> [REQUIREMENT] Every entry below should be reproduced exactly, with all pictures left out.

> [Website and app data records]
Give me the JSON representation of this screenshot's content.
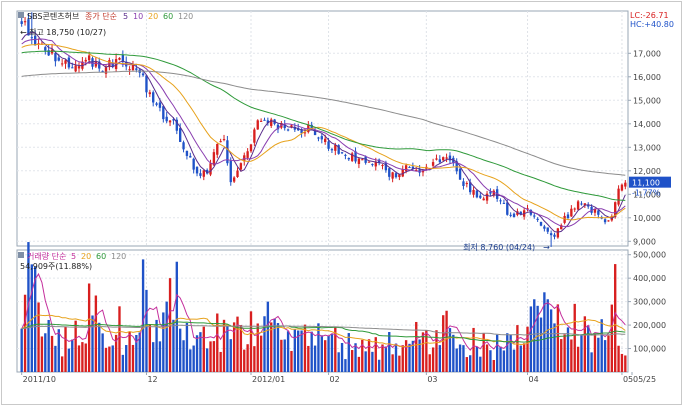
{
  "chart_data": [
    {
      "type": "candlestick",
      "title": "SBS콘텐츠허브",
      "legend": {
        "label": "종가 단순",
        "periods": [
          "5",
          "10",
          "20",
          "60",
          "120"
        ],
        "colors": [
          "#5a2d8c",
          "#8a3fb0",
          "#e7a21c",
          "#2f9a3a",
          "#8c8c8c"
        ]
      },
      "x_tick_labels": [
        "2011/10",
        "12",
        "2012/01",
        "02",
        "03",
        "04",
        "05",
        "05/25"
      ],
      "y_ticks": [
        "17,000",
        "16,000",
        "15,000",
        "14,000",
        "13,000",
        "12,000",
        "11,000",
        "10,000",
        "9,000"
      ],
      "ylim": [
        8800,
        18800
      ],
      "top_right": {
        "line1": "LC:-26.71",
        "line2": "HC:+40.80"
      },
      "current_price_label": "11,100",
      "current_change_label": "-1.77%",
      "annotations": {
        "high": "최고 18,750 (10/27)",
        "low": "최저 8,760 (04/24)"
      },
      "close_anchors": [
        [
          0,
          18300
        ],
        [
          5,
          17300
        ],
        [
          10,
          16900
        ],
        [
          15,
          16500
        ],
        [
          20,
          16700
        ],
        [
          25,
          16400
        ],
        [
          30,
          16800
        ],
        [
          35,
          16200
        ],
        [
          40,
          14600
        ],
        [
          45,
          14000
        ],
        [
          50,
          12500
        ],
        [
          52,
          11900
        ],
        [
          55,
          12000
        ],
        [
          58,
          13300
        ],
        [
          60,
          13200
        ],
        [
          62,
          11500
        ],
        [
          65,
          12300
        ],
        [
          68,
          13300
        ],
        [
          70,
          14300
        ],
        [
          75,
          14000
        ],
        [
          80,
          13800
        ],
        [
          85,
          13800
        ],
        [
          90,
          13200
        ],
        [
          95,
          12800
        ],
        [
          100,
          12400
        ],
        [
          105,
          12300
        ],
        [
          110,
          11800
        ],
        [
          115,
          12200
        ],
        [
          120,
          12000
        ],
        [
          125,
          12600
        ],
        [
          127,
          12500
        ],
        [
          130,
          11600
        ],
        [
          135,
          10900
        ],
        [
          140,
          11000
        ],
        [
          145,
          10100
        ],
        [
          150,
          10400
        ],
        [
          155,
          9600
        ],
        [
          158,
          9300
        ],
        [
          160,
          9800
        ],
        [
          165,
          10600
        ],
        [
          170,
          10300
        ],
        [
          173,
          9900
        ],
        [
          175,
          10000
        ],
        [
          177,
          11300
        ],
        [
          178,
          11400
        ]
      ],
      "ma_start": {
        "ma5": 17400,
        "ma10": 17300,
        "ma20": 17200,
        "ma60": 17000,
        "ma120": 16000
      }
    },
    {
      "type": "bar",
      "title": "거래량 단순",
      "legend": {
        "label": "거래량 단순",
        "periods": [
          "5",
          "20",
          "60",
          "120"
        ],
        "colors": [
          "#c42f9c",
          "#e7a21c",
          "#2f9a3a",
          "#8c8c8c"
        ]
      },
      "summary_label": "54,909주(11.88%)",
      "y_ticks": [
        "500,000",
        "400,000",
        "300,000",
        "200,000",
        "100,000"
      ],
      "ylim": [
        0,
        520000
      ],
      "volume_anchors": [
        [
          0,
          200000
        ],
        [
          3,
          450000
        ],
        [
          6,
          220000
        ],
        [
          10,
          120000
        ],
        [
          15,
          180000
        ],
        [
          20,
          250000
        ],
        [
          25,
          160000
        ],
        [
          30,
          140000
        ],
        [
          35,
          170000
        ],
        [
          40,
          180000
        ],
        [
          45,
          160000
        ],
        [
          50,
          200000
        ],
        [
          55,
          210000
        ],
        [
          60,
          180000
        ],
        [
          65,
          170000
        ],
        [
          70,
          180000
        ],
        [
          75,
          160000
        ],
        [
          80,
          150000
        ],
        [
          85,
          140000
        ],
        [
          90,
          130000
        ],
        [
          95,
          120000
        ],
        [
          100,
          120000
        ],
        [
          105,
          110000
        ],
        [
          110,
          110000
        ],
        [
          115,
          130000
        ],
        [
          120,
          150000
        ],
        [
          125,
          180000
        ],
        [
          130,
          150000
        ],
        [
          135,
          120000
        ],
        [
          140,
          110000
        ],
        [
          145,
          140000
        ],
        [
          150,
          200000
        ],
        [
          155,
          220000
        ],
        [
          160,
          190000
        ],
        [
          165,
          210000
        ],
        [
          170,
          180000
        ],
        [
          175,
          200000
        ],
        [
          178,
          60000
        ]
      ],
      "spikes": [
        [
          4,
          450000
        ],
        [
          29,
          280000
        ],
        [
          36,
          480000
        ],
        [
          37,
          350000
        ],
        [
          43,
          300000
        ],
        [
          44,
          400000
        ],
        [
          46,
          470000
        ],
        [
          62,
          140000
        ],
        [
          73,
          300000
        ],
        [
          152,
          310000
        ],
        [
          156,
          310000
        ],
        [
          176,
          460000
        ]
      ]
    }
  ]
}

> [WRITTEN RESPONSE]
Give me the JSON representation of this screenshot's content.
{
  "chart_data": [
    {
      "type": "candlestick",
      "title": "SBS콘텐츠허브",
      "legend": {
        "label": "종가 단순",
        "periods": [
          "5",
          "10",
          "20",
          "60",
          "120"
        ],
        "colors": [
          "#5a2d8c",
          "#8a3fb0",
          "#e7a21c",
          "#2f9a3a",
          "#8c8c8c"
        ]
      },
      "x_tick_labels": [
        "2011/10",
        "12",
        "2012/01",
        "02",
        "03",
        "04",
        "05",
        "05/25"
      ],
      "y_ticks": [
        "17,000",
        "16,000",
        "15,000",
        "14,000",
        "13,000",
        "12,000",
        "11,000",
        "10,000",
        "9,000"
      ],
      "ylim": [
        8800,
        18800
      ],
      "top_right": {
        "line1": "LC:-26.71",
        "line2": "HC:+40.80"
      },
      "current_price_label": "11,100",
      "current_change_label": "-1.77%",
      "annotations": {
        "high": "최고 18,750 (10/27)",
        "low": "최저 8,760 (04/24)"
      },
      "close_anchors": [
        [
          0,
          18300
        ],
        [
          5,
          17300
        ],
        [
          10,
          16900
        ],
        [
          15,
          16500
        ],
        [
          20,
          16700
        ],
        [
          25,
          16400
        ],
        [
          30,
          16800
        ],
        [
          35,
          16200
        ],
        [
          40,
          14600
        ],
        [
          45,
          14000
        ],
        [
          50,
          12500
        ],
        [
          52,
          11900
        ],
        [
          55,
          12000
        ],
        [
          58,
          13300
        ],
        [
          60,
          13200
        ],
        [
          62,
          11500
        ],
        [
          65,
          12300
        ],
        [
          68,
          13300
        ],
        [
          70,
          14300
        ],
        [
          75,
          14000
        ],
        [
          80,
          13800
        ],
        [
          85,
          13800
        ],
        [
          90,
          13200
        ],
        [
          95,
          12800
        ],
        [
          100,
          12400
        ],
        [
          105,
          12300
        ],
        [
          110,
          11800
        ],
        [
          115,
          12200
        ],
        [
          120,
          12000
        ],
        [
          125,
          12600
        ],
        [
          127,
          12500
        ],
        [
          130,
          11600
        ],
        [
          135,
          10900
        ],
        [
          140,
          11000
        ],
        [
          145,
          10100
        ],
        [
          150,
          10400
        ],
        [
          155,
          9600
        ],
        [
          158,
          9300
        ],
        [
          160,
          9800
        ],
        [
          165,
          10600
        ],
        [
          170,
          10300
        ],
        [
          173,
          9900
        ],
        [
          175,
          10000
        ],
        [
          177,
          11300
        ],
        [
          178,
          11400
        ]
      ],
      "ma_start": {
        "ma5": 17400,
        "ma10": 17300,
        "ma20": 17200,
        "ma60": 17000,
        "ma120": 16000
      }
    },
    {
      "type": "bar",
      "title": "거래량 단순",
      "legend": {
        "label": "거래량 단순",
        "periods": [
          "5",
          "20",
          "60",
          "120"
        ],
        "colors": [
          "#c42f9c",
          "#e7a21c",
          "#2f9a3a",
          "#8c8c8c"
        ]
      },
      "summary_label": "54,909주(11.88%)",
      "y_ticks": [
        "500,000",
        "400,000",
        "300,000",
        "200,000",
        "100,000"
      ],
      "ylim": [
        0,
        520000
      ],
      "volume_anchors": [
        [
          0,
          200000
        ],
        [
          3,
          450000
        ],
        [
          6,
          220000
        ],
        [
          10,
          120000
        ],
        [
          15,
          180000
        ],
        [
          20,
          250000
        ],
        [
          25,
          160000
        ],
        [
          30,
          140000
        ],
        [
          35,
          170000
        ],
        [
          40,
          180000
        ],
        [
          45,
          160000
        ],
        [
          50,
          200000
        ],
        [
          55,
          210000
        ],
        [
          60,
          180000
        ],
        [
          65,
          170000
        ],
        [
          70,
          180000
        ],
        [
          75,
          160000
        ],
        [
          80,
          150000
        ],
        [
          85,
          140000
        ],
        [
          90,
          130000
        ],
        [
          95,
          120000
        ],
        [
          100,
          120000
        ],
        [
          105,
          110000
        ],
        [
          110,
          110000
        ],
        [
          115,
          130000
        ],
        [
          120,
          150000
        ],
        [
          125,
          180000
        ],
        [
          130,
          150000
        ],
        [
          135,
          120000
        ],
        [
          140,
          110000
        ],
        [
          145,
          140000
        ],
        [
          150,
          200000
        ],
        [
          155,
          220000
        ],
        [
          160,
          190000
        ],
        [
          165,
          210000
        ],
        [
          170,
          180000
        ],
        [
          175,
          200000
        ],
        [
          178,
          60000
        ]
      ],
      "spikes": [
        [
          4,
          450000
        ],
        [
          29,
          280000
        ],
        [
          36,
          480000
        ],
        [
          37,
          350000
        ],
        [
          43,
          300000
        ],
        [
          44,
          400000
        ],
        [
          46,
          470000
        ],
        [
          62,
          140000
        ],
        [
          73,
          300000
        ],
        [
          152,
          310000
        ],
        [
          156,
          310000
        ],
        [
          176,
          460000
        ]
      ]
    }
  ]
}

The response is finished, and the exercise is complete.